Howard's suggestion of taking a known tune then tweaking it is what I call "chop-shop songwriting". You file off the serial numbers, change the body lines, give it a new coat of paint, and voila! a new song. (Is it coincidence that the theme from the movie "Star Wars" is awfully similar to the theme from the movie "Born Free", except turned upside-down so where the pitch on one goes up, the pitch on the other goes down? Or tweak the rhythm of "Spancil Hill" and you get pretty close to "Gilligan's Island")
This has the advantage of taking a "good" melody (one that you like) and hopefully preserving the elements of rhythm, pitch relations, etc. which make it "good", without having to have a detailed understanding (intellectual or emotional) of those elements. It's a useful shortcut in the craft of songwriting.

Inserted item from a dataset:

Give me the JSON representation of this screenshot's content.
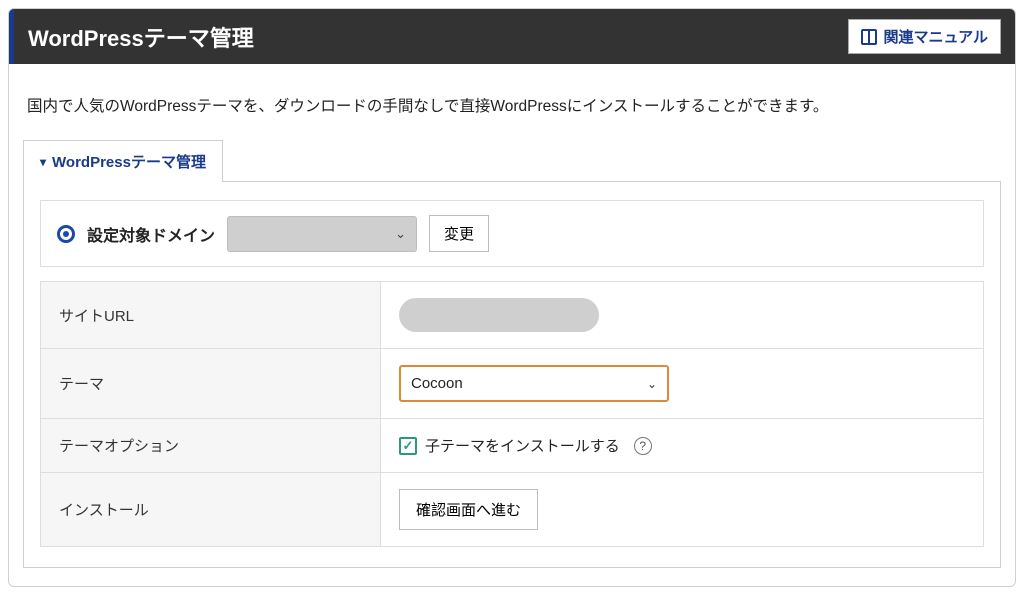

It has been said that all tunes are related to some other tune - after all, there are only so many notes, and a finite (if very large) number of ways to arrange them. Very few songwriters can truly say they were not in any way influenced by other tunes they have heard. The trick, though, is to be inspired by those influences but be careful about directly copying them - at least not too much.
Another option, if you play an accompaniment instrument: find a chord progression you like. You already have a sense of the rhythm you want. Start playing the chords & reciting the lyric, and then just decide which note in the chord you want to sing.
Good luck in wooing your muse!